The four council members whose votes saw anti-GMO rules scrapped from the Proposed Northland Regional Plan have explained why they disregarded 82 out of 83 submissions on the matter.
In the process they drew a long bow by implying their position aligned with the Green Party.
They cited Green's co-leader James Shaw as one of the ''responsible voices'' calling for a serious public debate about the use of GMOs in reducing agricultural greenhouse emissions.
Northland Regional Council chairman Bill Shepherd, David Sinclair (deputy chairman), John Bain and Rick Stolwerk issued a statement defending their reasons for excluding GMO-regulatory measures.
Some commentators, including vociferous lobby group GE Free's Northland and NZ organisations, have suggested the email they sent to media is a desperate measure. The men ''are now feeling the heat in election year'' after ousting GMO-prohibitive language from Northland's environmental-governing plan, GE Free said.
The only submission calling for the same stance the men took was from farming lobby group Federated Farmers New Zealand.
But Shepherd's, Bain's, Sinclair's and Stolwerk's decision may have been based on hope more than science. There might come a time when GMO materials prove useful in solving some regional problems, they said in their statement.
''At some time in the future, GMO technologies may be able to provide New Zealand with the tools to deal with [some] environmental challenges that we face from biosecurity incursions like kauri dieback, myrtle rust, fanworm, possums and stoats, and maybe even help to reduce greenhouse gas production in order to combat climate change, without undermining our economy.''
The reference to James Shaw's and others' ''responsible voices'' included the Government's former chief science advisor Sir Peter Gluckman and the recently released Productivity Commission report. The report raised the subject of genetically engineered ryegrass's potential to reduce agricultural emissions.
But the Greens said the NRC members had ''grossly misrepresented'' what Shaw meant.
A spokesman said Shaw had merely acknowledged former Gluckman's comments and the report which suggested New Zealand was well-placed to lead the word in mitigating agricultural emissions.
The Greens recognised public debate was needed on how possible solutions to one problem might harm the country as a whole, the spokesman said.
''We see too much risk in adopting (genetic modification).''
Shepherd has since said that if he and the other NRC members had misinterpreted Shaw's comments or embarrassed him, they ''apologise unreservedly''.

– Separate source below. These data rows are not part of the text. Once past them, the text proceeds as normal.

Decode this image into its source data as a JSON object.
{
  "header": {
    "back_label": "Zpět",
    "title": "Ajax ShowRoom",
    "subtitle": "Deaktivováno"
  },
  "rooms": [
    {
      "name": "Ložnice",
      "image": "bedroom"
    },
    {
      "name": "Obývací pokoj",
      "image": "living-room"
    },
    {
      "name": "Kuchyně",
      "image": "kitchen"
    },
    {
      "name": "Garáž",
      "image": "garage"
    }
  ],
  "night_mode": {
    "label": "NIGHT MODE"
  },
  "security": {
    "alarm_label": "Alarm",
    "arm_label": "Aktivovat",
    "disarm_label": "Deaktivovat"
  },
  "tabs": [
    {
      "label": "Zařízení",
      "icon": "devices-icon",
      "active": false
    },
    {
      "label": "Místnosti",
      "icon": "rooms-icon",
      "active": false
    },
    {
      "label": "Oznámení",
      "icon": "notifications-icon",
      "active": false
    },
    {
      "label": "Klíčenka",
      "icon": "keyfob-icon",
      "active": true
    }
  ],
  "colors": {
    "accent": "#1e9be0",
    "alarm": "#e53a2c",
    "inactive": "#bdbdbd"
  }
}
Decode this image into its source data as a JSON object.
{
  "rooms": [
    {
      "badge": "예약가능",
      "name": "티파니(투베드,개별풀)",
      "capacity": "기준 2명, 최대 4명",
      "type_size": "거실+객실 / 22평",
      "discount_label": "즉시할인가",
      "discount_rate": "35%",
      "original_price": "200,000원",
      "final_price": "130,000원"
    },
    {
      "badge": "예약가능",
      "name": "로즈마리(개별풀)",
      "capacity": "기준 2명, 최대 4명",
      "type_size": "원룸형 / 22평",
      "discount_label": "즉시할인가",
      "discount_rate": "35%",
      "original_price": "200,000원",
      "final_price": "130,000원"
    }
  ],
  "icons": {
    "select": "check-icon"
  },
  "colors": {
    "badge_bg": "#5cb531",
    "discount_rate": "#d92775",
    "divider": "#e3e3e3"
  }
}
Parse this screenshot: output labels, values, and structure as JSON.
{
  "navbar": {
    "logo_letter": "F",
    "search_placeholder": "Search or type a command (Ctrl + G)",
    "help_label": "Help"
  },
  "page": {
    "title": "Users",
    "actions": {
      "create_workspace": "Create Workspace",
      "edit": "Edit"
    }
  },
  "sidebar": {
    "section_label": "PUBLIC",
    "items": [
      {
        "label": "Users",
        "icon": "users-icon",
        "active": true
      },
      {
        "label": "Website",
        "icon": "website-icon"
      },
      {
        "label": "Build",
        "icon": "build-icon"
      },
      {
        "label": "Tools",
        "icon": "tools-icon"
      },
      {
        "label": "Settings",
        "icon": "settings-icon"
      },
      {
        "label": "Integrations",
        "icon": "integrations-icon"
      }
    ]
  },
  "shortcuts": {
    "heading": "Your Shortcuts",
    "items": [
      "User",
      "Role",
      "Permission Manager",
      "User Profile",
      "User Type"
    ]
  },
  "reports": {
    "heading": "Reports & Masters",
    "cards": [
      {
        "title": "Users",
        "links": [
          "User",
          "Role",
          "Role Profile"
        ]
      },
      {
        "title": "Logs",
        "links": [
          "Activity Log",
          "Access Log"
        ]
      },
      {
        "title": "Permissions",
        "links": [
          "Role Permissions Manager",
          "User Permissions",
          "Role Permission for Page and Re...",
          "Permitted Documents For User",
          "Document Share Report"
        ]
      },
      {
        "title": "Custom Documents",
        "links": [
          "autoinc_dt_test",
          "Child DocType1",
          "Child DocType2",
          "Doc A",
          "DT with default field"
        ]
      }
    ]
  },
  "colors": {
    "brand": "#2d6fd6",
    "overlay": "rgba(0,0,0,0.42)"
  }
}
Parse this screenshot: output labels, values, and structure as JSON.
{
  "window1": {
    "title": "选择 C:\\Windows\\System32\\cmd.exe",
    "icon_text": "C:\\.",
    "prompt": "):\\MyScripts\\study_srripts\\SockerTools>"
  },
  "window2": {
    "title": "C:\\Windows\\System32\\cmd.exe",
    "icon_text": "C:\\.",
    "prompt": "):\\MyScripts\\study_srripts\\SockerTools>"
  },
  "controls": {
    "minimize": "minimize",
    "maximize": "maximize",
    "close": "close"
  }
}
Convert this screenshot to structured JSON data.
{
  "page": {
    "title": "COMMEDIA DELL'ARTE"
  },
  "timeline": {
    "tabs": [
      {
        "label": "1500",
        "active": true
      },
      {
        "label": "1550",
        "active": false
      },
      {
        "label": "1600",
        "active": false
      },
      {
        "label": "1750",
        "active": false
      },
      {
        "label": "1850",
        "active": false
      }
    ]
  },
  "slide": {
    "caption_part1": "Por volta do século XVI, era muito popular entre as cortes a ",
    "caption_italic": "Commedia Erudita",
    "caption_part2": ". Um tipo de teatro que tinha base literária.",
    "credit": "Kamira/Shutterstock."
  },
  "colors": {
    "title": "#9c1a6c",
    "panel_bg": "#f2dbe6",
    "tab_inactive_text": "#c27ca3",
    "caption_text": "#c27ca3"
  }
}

The NRC's heftier Regional Policy Statement already supports a precautionary approach to GMOs, as do its partner councils, Whangārei and Far North Districts.
The change of tack in the NRC's Proposed Regional Plan is likely to end up in court, with Forest and Bird and GE Free New Zealand already indicating they will appeal the NRC decision.
The media statement, sent from Shepherd's private email address, said Northland doesn't need its own territorial regulations because GMO technologies and regulations are backed ''by all of the resources of the Crown'' - particularly the Hazardous Substances and New Organisms Act (HSNO) and the Environmental Protection Authority (EPA).
Those agencies protect Northland from being exposed to risks, Shepherd said. Plus, the NRC doesn't have the resources for compliance, monitoring and enforcement of GMOs - without putting up people's rates.
''We are totally opposed to transferring responsibility for the compliance, monitoring and enforcement of GMOs from the Crown to the ratepayers of Northland.
''Our role as regional councillors is to make decisions that are in the best interests of all of Northland's 180,000 plus residents and that is what we have done.''
He said the four were certain the process that had been followed would stand up to legal scrutiny.
Controversy has raged about that process - both the July 17 meeting where the chairman's casting vote overturned the status quo, and the earlier decision paving the way for that to happen when it was decided the council would hear the coastal marine zone submissions separately to commissioner-led hearings for the soil, water and air zones.
GE Free spokeswoman Zelka Grammer said Shepherd's explanation made ''further biased and misleading, factually inaccurate comments''. GE Free also challenges the notions the HSNO Act was adequate and Northland "was not exposed", she said.
''HSNO is not robust and the EPA continue to make flawed decisions [including] rubber stamping every outdoor GE/GMO application received by them since 1996, and various flawed decisions of EPA have been overturned in the High Court.''
Shepherd told the Northern Advocate he would make no further comment on the matter.
''There is little point in getting involved in a 'he says, she says' discussion,'' he said.